Many service providers undertake extensive data cleansing projects where network is audited and inventory updated. However this is a rather expensive exercise and by the time the audit has been completed, the inventory is probably still out of sync with the network, due to the constant network change.
To combat this issue many Tier 1 Service providers have deployed network discovery and reconciliation tools tightly integrated with the network inventory system. Do not be fooled, this can be quite challenging,however the effort of ensuring an up-to-date view of the network is provided will ensure increased operational efficiencies and less fall-out when inventory is used for service fulfillment.
It won't take long to have data issues when deploying a network inventory system if its not tightly coupled with a network discovery and reconciliation process. To ensure you’re confident the inventory system is telling the truth , it needs to discover and update inventory from the network .

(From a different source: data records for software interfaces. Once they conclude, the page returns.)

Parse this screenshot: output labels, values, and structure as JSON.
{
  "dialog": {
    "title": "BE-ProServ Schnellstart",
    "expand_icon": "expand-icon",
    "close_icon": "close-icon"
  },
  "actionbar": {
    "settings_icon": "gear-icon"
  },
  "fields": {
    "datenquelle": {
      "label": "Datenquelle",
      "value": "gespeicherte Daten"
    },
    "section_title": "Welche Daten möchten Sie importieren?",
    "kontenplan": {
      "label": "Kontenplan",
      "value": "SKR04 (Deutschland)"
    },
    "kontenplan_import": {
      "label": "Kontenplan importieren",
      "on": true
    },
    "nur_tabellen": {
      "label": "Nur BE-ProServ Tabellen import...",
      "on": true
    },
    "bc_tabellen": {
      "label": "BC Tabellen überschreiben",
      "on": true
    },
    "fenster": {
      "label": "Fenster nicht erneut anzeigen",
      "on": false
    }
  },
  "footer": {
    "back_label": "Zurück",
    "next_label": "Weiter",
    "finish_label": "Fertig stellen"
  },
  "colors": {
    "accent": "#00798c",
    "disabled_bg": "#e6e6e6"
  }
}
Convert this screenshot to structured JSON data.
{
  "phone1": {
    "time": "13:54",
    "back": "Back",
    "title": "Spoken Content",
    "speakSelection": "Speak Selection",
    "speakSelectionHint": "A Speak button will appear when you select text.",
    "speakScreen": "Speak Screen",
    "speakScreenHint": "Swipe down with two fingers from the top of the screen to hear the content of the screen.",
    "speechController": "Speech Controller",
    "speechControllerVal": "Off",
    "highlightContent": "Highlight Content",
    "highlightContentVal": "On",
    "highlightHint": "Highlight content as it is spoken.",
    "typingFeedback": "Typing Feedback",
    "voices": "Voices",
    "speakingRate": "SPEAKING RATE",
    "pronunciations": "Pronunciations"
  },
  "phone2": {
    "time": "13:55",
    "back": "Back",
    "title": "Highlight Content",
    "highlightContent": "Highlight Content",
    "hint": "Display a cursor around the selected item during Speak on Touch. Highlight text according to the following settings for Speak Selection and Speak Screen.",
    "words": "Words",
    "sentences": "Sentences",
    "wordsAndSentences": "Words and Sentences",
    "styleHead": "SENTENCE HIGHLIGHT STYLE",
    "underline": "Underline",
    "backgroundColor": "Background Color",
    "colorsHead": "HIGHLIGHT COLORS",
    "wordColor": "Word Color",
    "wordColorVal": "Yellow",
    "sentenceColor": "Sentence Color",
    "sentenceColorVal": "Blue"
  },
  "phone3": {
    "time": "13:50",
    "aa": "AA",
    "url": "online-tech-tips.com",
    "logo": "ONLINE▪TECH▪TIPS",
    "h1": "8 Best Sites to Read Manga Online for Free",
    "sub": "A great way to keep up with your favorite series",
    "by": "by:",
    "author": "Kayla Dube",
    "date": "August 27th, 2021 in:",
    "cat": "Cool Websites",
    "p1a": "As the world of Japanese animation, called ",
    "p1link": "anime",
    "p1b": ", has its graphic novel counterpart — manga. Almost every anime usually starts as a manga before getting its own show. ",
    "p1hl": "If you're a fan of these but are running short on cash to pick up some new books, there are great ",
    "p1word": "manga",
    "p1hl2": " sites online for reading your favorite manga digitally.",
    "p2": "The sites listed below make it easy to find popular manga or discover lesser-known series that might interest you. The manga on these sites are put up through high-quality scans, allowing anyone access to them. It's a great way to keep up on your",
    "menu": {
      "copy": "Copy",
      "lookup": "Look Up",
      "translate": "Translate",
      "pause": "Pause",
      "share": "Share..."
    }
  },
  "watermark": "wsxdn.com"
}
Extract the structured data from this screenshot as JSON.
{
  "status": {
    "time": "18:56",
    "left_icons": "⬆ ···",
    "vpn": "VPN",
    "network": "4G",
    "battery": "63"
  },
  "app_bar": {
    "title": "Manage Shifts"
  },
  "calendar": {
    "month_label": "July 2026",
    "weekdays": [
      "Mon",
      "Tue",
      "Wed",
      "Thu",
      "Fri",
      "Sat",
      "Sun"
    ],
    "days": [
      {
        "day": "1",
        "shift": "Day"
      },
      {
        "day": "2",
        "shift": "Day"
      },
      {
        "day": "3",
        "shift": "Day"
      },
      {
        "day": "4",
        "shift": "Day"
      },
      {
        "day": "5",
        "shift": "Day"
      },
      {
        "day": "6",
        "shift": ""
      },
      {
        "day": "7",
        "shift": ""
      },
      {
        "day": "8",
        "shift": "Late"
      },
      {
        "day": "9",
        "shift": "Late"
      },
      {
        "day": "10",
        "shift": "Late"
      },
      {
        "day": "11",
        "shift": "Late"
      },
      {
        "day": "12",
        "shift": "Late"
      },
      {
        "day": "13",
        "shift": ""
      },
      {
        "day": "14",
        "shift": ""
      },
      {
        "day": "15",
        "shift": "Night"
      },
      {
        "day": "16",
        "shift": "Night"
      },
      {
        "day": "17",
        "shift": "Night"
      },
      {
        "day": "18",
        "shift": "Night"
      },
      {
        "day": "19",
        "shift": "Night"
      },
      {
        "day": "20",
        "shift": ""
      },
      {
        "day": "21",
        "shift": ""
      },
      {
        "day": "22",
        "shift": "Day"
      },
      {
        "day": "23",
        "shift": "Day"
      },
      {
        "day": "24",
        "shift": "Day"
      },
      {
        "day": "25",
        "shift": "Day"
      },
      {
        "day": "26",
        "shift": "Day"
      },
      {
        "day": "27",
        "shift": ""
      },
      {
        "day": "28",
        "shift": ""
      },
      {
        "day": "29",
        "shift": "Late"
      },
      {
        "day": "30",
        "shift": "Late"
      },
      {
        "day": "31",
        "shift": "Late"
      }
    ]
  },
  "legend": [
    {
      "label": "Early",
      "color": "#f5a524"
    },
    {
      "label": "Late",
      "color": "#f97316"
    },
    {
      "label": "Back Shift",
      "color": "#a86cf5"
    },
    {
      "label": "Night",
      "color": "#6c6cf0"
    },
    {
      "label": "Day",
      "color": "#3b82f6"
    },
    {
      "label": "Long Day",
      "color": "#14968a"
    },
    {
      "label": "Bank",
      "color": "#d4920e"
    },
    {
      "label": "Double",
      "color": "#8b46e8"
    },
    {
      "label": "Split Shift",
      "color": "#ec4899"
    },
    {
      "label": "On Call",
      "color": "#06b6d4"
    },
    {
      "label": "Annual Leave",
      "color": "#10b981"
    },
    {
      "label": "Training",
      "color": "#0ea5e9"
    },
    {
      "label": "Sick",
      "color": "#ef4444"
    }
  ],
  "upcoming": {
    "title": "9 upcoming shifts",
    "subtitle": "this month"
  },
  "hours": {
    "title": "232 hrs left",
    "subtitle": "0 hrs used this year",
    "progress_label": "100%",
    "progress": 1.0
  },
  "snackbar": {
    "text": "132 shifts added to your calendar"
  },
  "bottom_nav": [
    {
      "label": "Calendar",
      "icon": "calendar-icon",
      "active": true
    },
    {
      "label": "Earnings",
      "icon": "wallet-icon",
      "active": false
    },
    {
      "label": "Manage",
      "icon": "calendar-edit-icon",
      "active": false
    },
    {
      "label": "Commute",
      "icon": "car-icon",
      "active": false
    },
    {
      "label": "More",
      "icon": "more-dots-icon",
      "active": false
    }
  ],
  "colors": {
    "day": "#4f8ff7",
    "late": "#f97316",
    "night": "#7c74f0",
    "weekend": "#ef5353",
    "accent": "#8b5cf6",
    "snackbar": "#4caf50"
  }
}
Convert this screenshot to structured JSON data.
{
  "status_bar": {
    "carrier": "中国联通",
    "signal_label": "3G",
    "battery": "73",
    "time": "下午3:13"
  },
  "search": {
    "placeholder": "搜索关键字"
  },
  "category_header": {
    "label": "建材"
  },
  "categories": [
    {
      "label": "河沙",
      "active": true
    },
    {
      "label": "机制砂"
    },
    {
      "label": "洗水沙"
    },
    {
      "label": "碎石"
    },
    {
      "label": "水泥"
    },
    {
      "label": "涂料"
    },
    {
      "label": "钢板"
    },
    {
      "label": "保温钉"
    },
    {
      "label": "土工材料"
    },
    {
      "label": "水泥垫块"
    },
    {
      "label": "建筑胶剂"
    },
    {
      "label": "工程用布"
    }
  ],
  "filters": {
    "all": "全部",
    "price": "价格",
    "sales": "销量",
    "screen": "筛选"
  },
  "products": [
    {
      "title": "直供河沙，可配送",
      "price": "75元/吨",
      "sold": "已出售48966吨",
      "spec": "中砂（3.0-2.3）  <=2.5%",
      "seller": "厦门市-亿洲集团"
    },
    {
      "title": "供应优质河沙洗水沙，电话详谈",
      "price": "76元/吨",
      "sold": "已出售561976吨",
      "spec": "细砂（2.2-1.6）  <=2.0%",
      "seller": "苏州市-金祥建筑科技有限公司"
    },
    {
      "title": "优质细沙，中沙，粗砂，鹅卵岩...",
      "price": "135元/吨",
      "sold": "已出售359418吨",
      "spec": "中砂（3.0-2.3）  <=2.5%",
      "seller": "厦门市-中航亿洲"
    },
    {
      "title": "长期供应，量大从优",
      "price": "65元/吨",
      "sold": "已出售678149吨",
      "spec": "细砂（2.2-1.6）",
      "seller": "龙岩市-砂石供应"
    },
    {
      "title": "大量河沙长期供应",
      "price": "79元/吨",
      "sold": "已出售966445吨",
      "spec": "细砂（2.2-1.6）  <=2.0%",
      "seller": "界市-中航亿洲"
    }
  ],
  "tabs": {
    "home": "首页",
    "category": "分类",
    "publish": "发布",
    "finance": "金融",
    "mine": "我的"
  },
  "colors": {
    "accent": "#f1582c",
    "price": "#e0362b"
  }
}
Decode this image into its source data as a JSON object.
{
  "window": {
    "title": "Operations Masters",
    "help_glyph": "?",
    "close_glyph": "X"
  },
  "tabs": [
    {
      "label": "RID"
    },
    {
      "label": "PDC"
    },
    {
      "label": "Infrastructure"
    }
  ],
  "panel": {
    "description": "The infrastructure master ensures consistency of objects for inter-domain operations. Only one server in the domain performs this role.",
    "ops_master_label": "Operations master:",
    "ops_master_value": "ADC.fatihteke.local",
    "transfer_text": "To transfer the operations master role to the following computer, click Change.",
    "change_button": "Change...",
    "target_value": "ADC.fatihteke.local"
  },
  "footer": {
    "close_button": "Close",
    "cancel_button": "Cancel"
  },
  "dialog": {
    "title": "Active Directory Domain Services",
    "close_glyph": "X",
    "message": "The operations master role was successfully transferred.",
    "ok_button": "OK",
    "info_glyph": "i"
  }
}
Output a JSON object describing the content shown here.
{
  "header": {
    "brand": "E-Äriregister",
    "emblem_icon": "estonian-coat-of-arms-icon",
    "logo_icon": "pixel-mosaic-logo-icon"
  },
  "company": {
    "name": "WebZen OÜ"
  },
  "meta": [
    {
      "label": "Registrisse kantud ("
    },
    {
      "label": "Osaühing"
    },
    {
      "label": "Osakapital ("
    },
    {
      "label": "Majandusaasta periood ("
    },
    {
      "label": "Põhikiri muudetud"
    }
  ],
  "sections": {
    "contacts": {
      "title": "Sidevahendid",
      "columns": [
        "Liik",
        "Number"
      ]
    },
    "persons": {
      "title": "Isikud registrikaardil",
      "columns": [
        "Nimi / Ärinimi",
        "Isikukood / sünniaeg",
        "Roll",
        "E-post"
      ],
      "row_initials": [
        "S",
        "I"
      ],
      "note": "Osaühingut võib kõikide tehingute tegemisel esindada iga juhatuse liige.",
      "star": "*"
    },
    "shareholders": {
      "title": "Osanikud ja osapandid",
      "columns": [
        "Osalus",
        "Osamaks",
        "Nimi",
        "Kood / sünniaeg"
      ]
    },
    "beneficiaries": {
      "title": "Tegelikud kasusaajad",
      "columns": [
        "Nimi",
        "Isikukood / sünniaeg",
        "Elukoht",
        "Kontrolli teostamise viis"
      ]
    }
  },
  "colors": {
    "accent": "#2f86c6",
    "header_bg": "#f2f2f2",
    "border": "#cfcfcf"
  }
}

The reconciliation system must provide a discrepancy management that enables the carrier staff to identify, analyze and resolve the most costly discrepancies rapidly. Typically it should automatically update the inventory in the case of known, common discrepancies, and permit the service provider to explore impact of proposed fixes on inventory data. This approach assumes that the network itself provides the truth - rather than the system/documented views of the network.